**DATA FOR ANALYSIS:**
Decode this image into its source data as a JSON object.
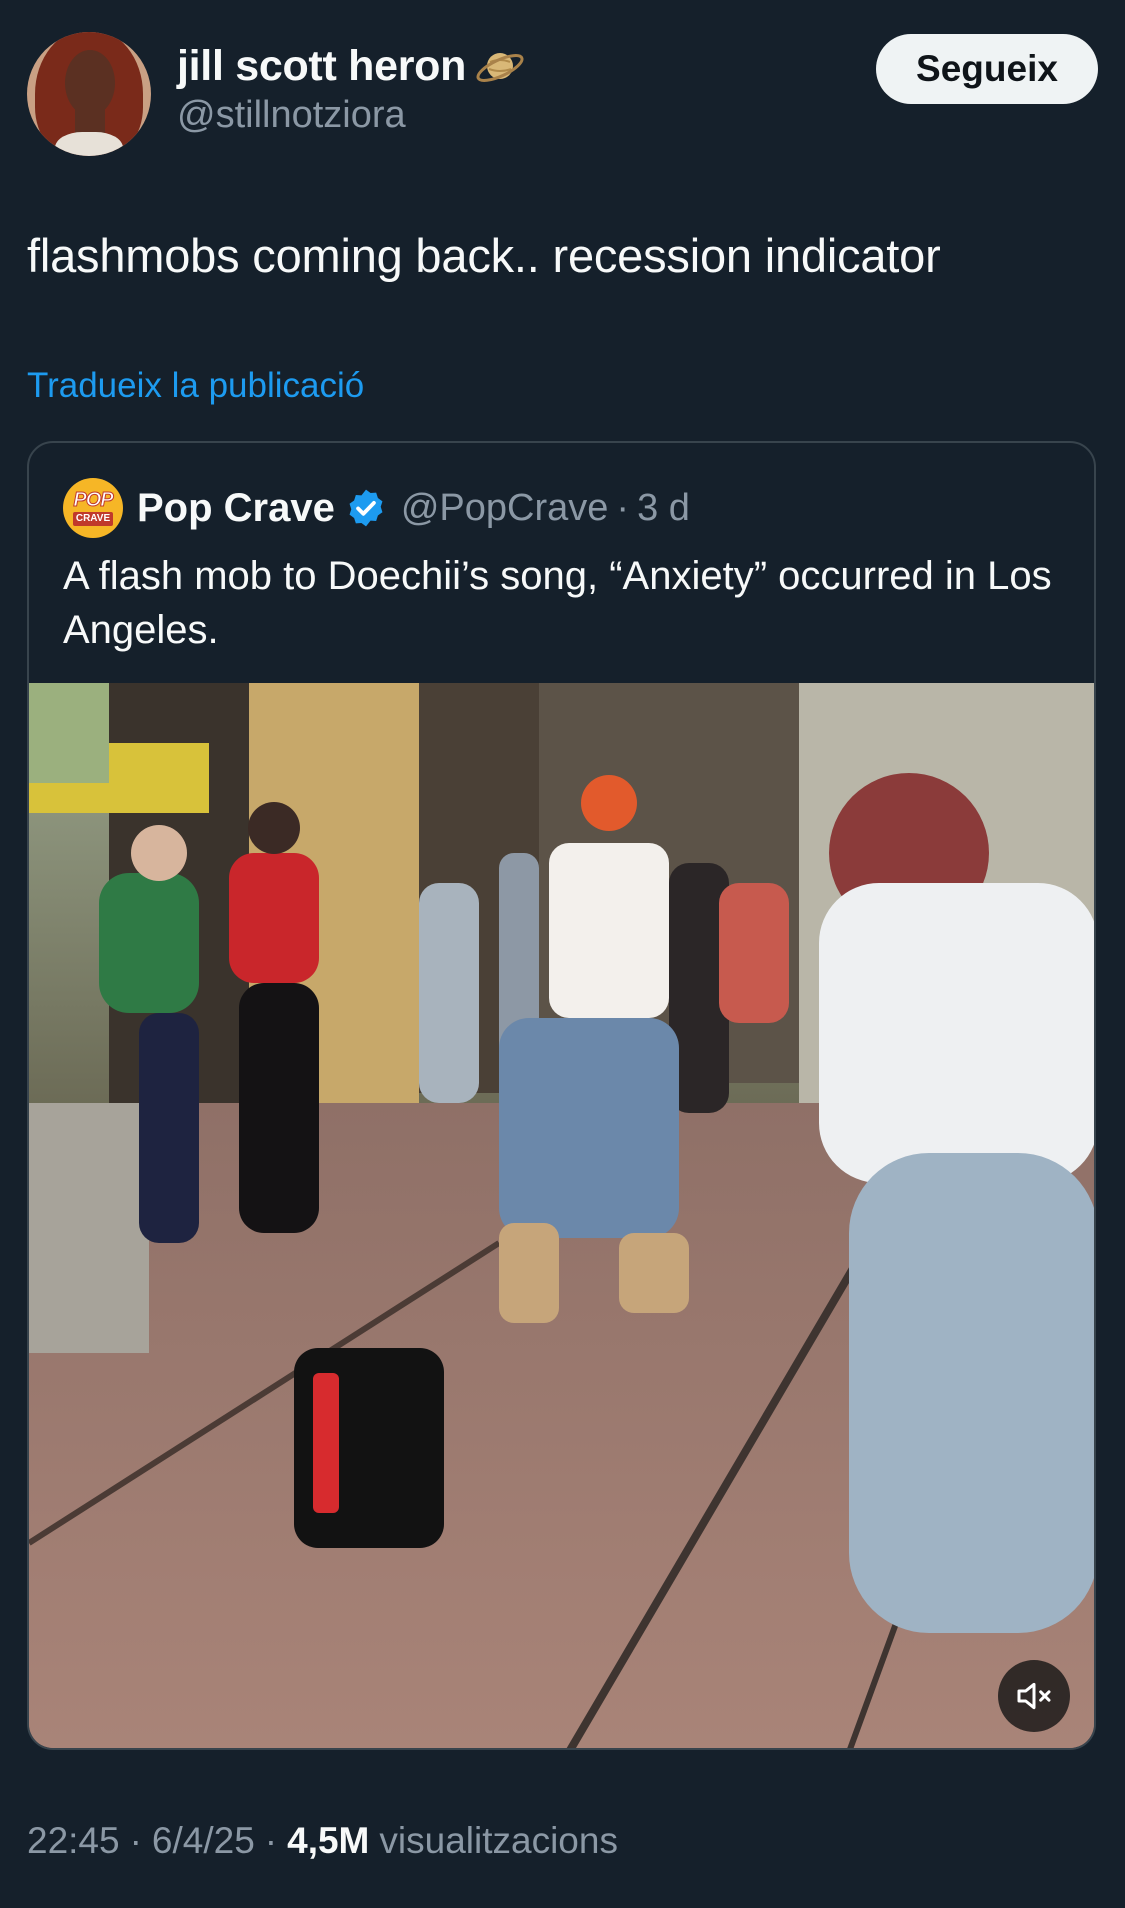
{
  "author": {
    "display_name": "jill scott heron",
    "handle": "@stillnotziora",
    "badge_icon": "ringed-planet-icon"
  },
  "follow_button_label": "Segueix",
  "tweet_text": "flashmobs coming back.. recession indicator",
  "translate_label": "Tradueix la publicació",
  "quoted": {
    "avatar_label_top": "POP",
    "avatar_label_bottom": "CRAVE",
    "display_name": "Pop Crave",
    "verified": true,
    "handle": "@PopCrave",
    "separator": "·",
    "time": "3 d",
    "text": "A flash mob to Doechii’s song, “Anxiety” occurred in Los Angeles.",
    "media": {
      "type": "video",
      "description_icon": "video-flash-mob",
      "muted": true,
      "mute_icon": "speaker-muted-icon"
    }
  },
  "meta": {
    "time": "22:45",
    "separator": "·",
    "date": "6/4/25",
    "views_count": "4,5M",
    "views_label": "visualitzacions"
  },
  "colors": {
    "background": "#15202b",
    "primary_text": "#f7f9f9",
    "secondary_text": "#8b98a5",
    "link": "#1d9bf0",
    "border": "#38444d",
    "verified": "#1d9bf0"
  }
}
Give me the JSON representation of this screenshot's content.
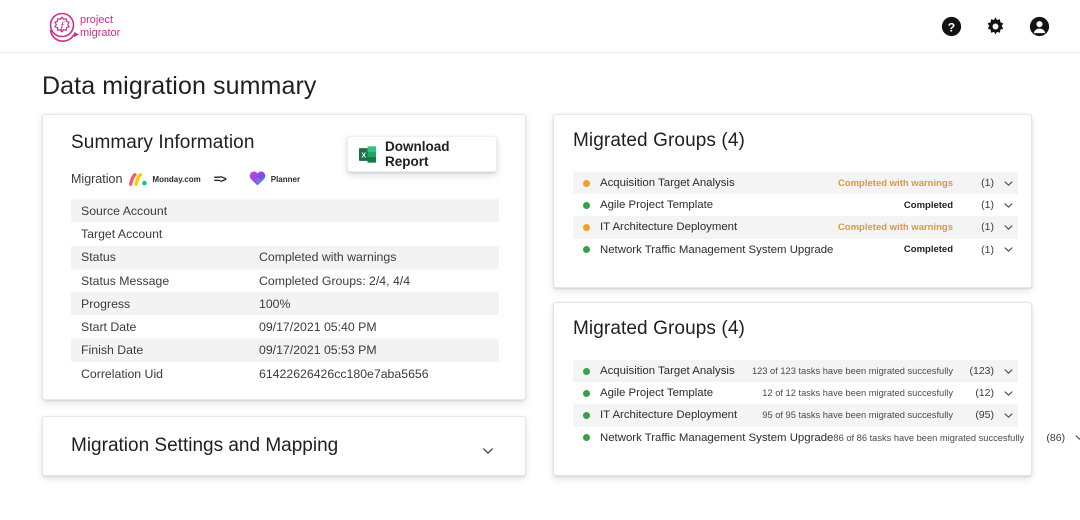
{
  "header": {
    "logo": {
      "line1": "project",
      "line2": "migrator",
      "color": "#cf2d87"
    },
    "icons": [
      {
        "name": "help-icon",
        "glyph": "?"
      },
      {
        "name": "gear-icon",
        "glyph": "gear"
      },
      {
        "name": "account-icon",
        "glyph": "person"
      }
    ]
  },
  "page": {
    "title": "Data migration summary"
  },
  "summary": {
    "title": "Summary Information",
    "download_label": "Download Report",
    "download_icon": "excel-icon",
    "migration_label": "Migration",
    "source_product": "Monday.com",
    "arrow": "=>",
    "target_product": "Planner",
    "rows": [
      {
        "key": "Source Account",
        "value": ""
      },
      {
        "key": "Target Account",
        "value": ""
      },
      {
        "key": "Status",
        "value": "Completed with warnings"
      },
      {
        "key": "Status Message",
        "value": "Completed Groups: 2/4, 4/4"
      },
      {
        "key": "Progress",
        "value": "100%"
      },
      {
        "key": "Start Date",
        "value": "09/17/2021 05:40 PM"
      },
      {
        "key": "Finish Date",
        "value": "09/17/2021 05:53 PM"
      },
      {
        "key": "Correlation Uid",
        "value": "61422626426cc180e7aba5656"
      }
    ]
  },
  "settings": {
    "title": "Migration Settings and Mapping",
    "chevron": "chevron-down-icon"
  },
  "groups_status": {
    "title": "Migrated Groups (4)",
    "rows": [
      {
        "name": "Acquisition Target Analysis",
        "status": "Completed with warnings",
        "state": "warn",
        "count": "(1)"
      },
      {
        "name": "Agile Project Template",
        "status": "Completed",
        "state": "ok",
        "count": "(1)"
      },
      {
        "name": "IT Architecture Deployment",
        "status": "Completed with warnings",
        "state": "warn",
        "count": "(1)"
      },
      {
        "name": "Network Traffic Management System Upgrade",
        "status": "Completed",
        "state": "ok",
        "count": "(1)"
      }
    ]
  },
  "groups_tasks": {
    "title": "Migrated Groups (4)",
    "rows": [
      {
        "name": "Acquisition Target Analysis",
        "status": "123 of 123 tasks have been migrated succesfully",
        "state": "ok",
        "count": "(123)"
      },
      {
        "name": "Agile Project Template",
        "status": "12 of 12 tasks have been migrated succesfully",
        "state": "ok",
        "count": "(12)"
      },
      {
        "name": "IT Architecture Deployment",
        "status": "95 of 95 tasks have been migrated succesfully",
        "state": "ok",
        "count": "(95)"
      },
      {
        "name": "Network Traffic Management System Upgrade",
        "status": "86 of 86 tasks have been migrated succesfully",
        "state": "ok",
        "count": "(86)"
      }
    ]
  },
  "colors": {
    "brand": "#cf2d87",
    "warning": "#f2a128",
    "warning_text": "#d89a3c",
    "success": "#35a14a",
    "excel_green": "#1d7044",
    "row_alt": "#f3f3f3"
  }
}
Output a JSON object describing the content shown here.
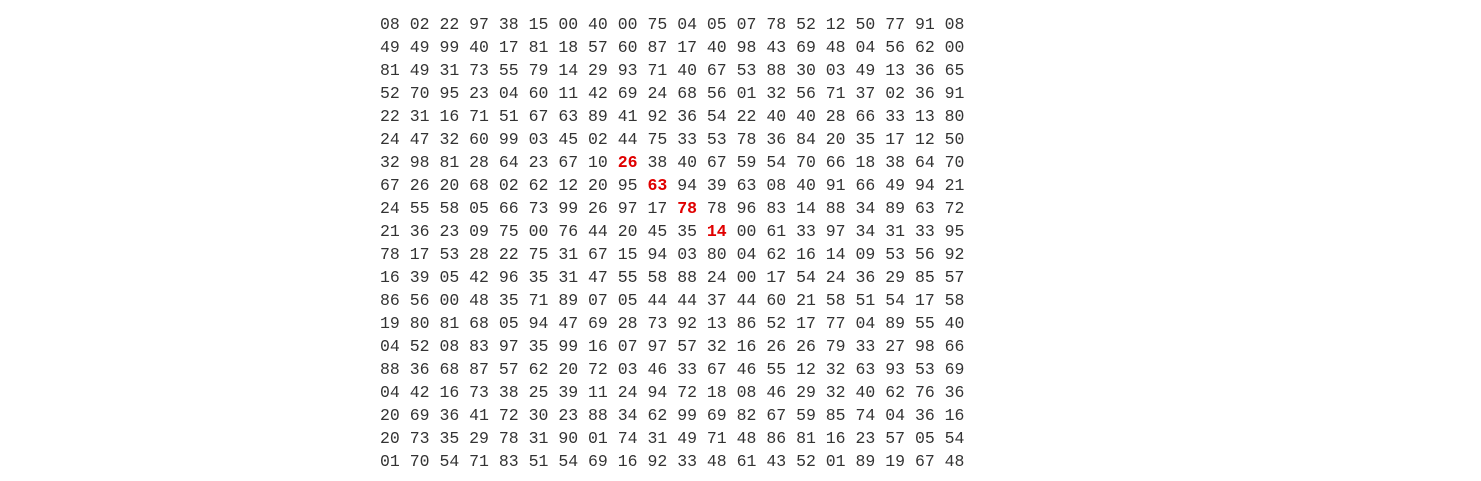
{
  "grid": {
    "rows": [
      [
        "08",
        "02",
        "22",
        "97",
        "38",
        "15",
        "00",
        "40",
        "00",
        "75",
        "04",
        "05",
        "07",
        "78",
        "52",
        "12",
        "50",
        "77",
        "91",
        "08"
      ],
      [
        "49",
        "49",
        "99",
        "40",
        "17",
        "81",
        "18",
        "57",
        "60",
        "87",
        "17",
        "40",
        "98",
        "43",
        "69",
        "48",
        "04",
        "56",
        "62",
        "00"
      ],
      [
        "81",
        "49",
        "31",
        "73",
        "55",
        "79",
        "14",
        "29",
        "93",
        "71",
        "40",
        "67",
        "53",
        "88",
        "30",
        "03",
        "49",
        "13",
        "36",
        "65"
      ],
      [
        "52",
        "70",
        "95",
        "23",
        "04",
        "60",
        "11",
        "42",
        "69",
        "24",
        "68",
        "56",
        "01",
        "32",
        "56",
        "71",
        "37",
        "02",
        "36",
        "91"
      ],
      [
        "22",
        "31",
        "16",
        "71",
        "51",
        "67",
        "63",
        "89",
        "41",
        "92",
        "36",
        "54",
        "22",
        "40",
        "40",
        "28",
        "66",
        "33",
        "13",
        "80"
      ],
      [
        "24",
        "47",
        "32",
        "60",
        "99",
        "03",
        "45",
        "02",
        "44",
        "75",
        "33",
        "53",
        "78",
        "36",
        "84",
        "20",
        "35",
        "17",
        "12",
        "50"
      ],
      [
        "32",
        "98",
        "81",
        "28",
        "64",
        "23",
        "67",
        "10",
        "26",
        "38",
        "40",
        "67",
        "59",
        "54",
        "70",
        "66",
        "18",
        "38",
        "64",
        "70"
      ],
      [
        "67",
        "26",
        "20",
        "68",
        "02",
        "62",
        "12",
        "20",
        "95",
        "63",
        "94",
        "39",
        "63",
        "08",
        "40",
        "91",
        "66",
        "49",
        "94",
        "21"
      ],
      [
        "24",
        "55",
        "58",
        "05",
        "66",
        "73",
        "99",
        "26",
        "97",
        "17",
        "78",
        "78",
        "96",
        "83",
        "14",
        "88",
        "34",
        "89",
        "63",
        "72"
      ],
      [
        "21",
        "36",
        "23",
        "09",
        "75",
        "00",
        "76",
        "44",
        "20",
        "45",
        "35",
        "14",
        "00",
        "61",
        "33",
        "97",
        "34",
        "31",
        "33",
        "95"
      ],
      [
        "78",
        "17",
        "53",
        "28",
        "22",
        "75",
        "31",
        "67",
        "15",
        "94",
        "03",
        "80",
        "04",
        "62",
        "16",
        "14",
        "09",
        "53",
        "56",
        "92"
      ],
      [
        "16",
        "39",
        "05",
        "42",
        "96",
        "35",
        "31",
        "47",
        "55",
        "58",
        "88",
        "24",
        "00",
        "17",
        "54",
        "24",
        "36",
        "29",
        "85",
        "57"
      ],
      [
        "86",
        "56",
        "00",
        "48",
        "35",
        "71",
        "89",
        "07",
        "05",
        "44",
        "44",
        "37",
        "44",
        "60",
        "21",
        "58",
        "51",
        "54",
        "17",
        "58"
      ],
      [
        "19",
        "80",
        "81",
        "68",
        "05",
        "94",
        "47",
        "69",
        "28",
        "73",
        "92",
        "13",
        "86",
        "52",
        "17",
        "77",
        "04",
        "89",
        "55",
        "40"
      ],
      [
        "04",
        "52",
        "08",
        "83",
        "97",
        "35",
        "99",
        "16",
        "07",
        "97",
        "57",
        "32",
        "16",
        "26",
        "26",
        "79",
        "33",
        "27",
        "98",
        "66"
      ],
      [
        "88",
        "36",
        "68",
        "87",
        "57",
        "62",
        "20",
        "72",
        "03",
        "46",
        "33",
        "67",
        "46",
        "55",
        "12",
        "32",
        "63",
        "93",
        "53",
        "69"
      ],
      [
        "04",
        "42",
        "16",
        "73",
        "38",
        "25",
        "39",
        "11",
        "24",
        "94",
        "72",
        "18",
        "08",
        "46",
        "29",
        "32",
        "40",
        "62",
        "76",
        "36"
      ],
      [
        "20",
        "69",
        "36",
        "41",
        "72",
        "30",
        "23",
        "88",
        "34",
        "62",
        "99",
        "69",
        "82",
        "67",
        "59",
        "85",
        "74",
        "04",
        "36",
        "16"
      ],
      [
        "20",
        "73",
        "35",
        "29",
        "78",
        "31",
        "90",
        "01",
        "74",
        "31",
        "49",
        "71",
        "48",
        "86",
        "81",
        "16",
        "23",
        "57",
        "05",
        "54"
      ],
      [
        "01",
        "70",
        "54",
        "71",
        "83",
        "51",
        "54",
        "69",
        "16",
        "92",
        "33",
        "48",
        "61",
        "43",
        "52",
        "01",
        "89",
        "19",
        "67",
        "48"
      ]
    ],
    "highlighted": [
      [
        6,
        8
      ],
      [
        7,
        9
      ],
      [
        8,
        10
      ],
      [
        9,
        11
      ]
    ],
    "colors": {
      "text": "#333333",
      "highlight": "#e00000",
      "background": "#ffffff"
    }
  }
}
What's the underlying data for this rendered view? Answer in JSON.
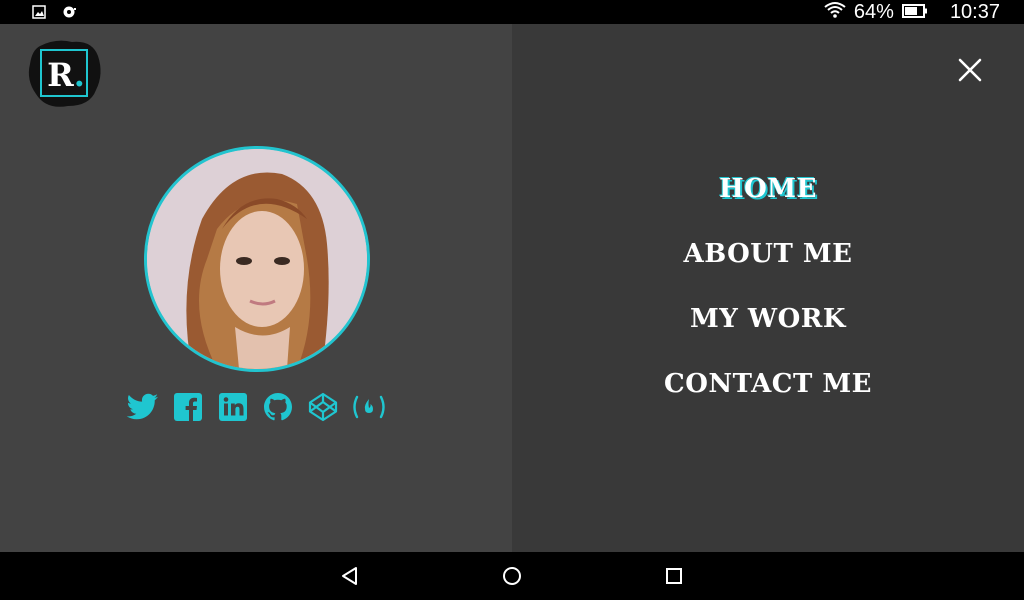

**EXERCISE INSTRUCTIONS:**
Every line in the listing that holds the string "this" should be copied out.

**WRITTEN RESPONSE:**
Decode this image into its source data as a JSON object.
Give me the JSON representation of this screenshot's content.
What's the underlying data for this rendered view? Answer in JSON.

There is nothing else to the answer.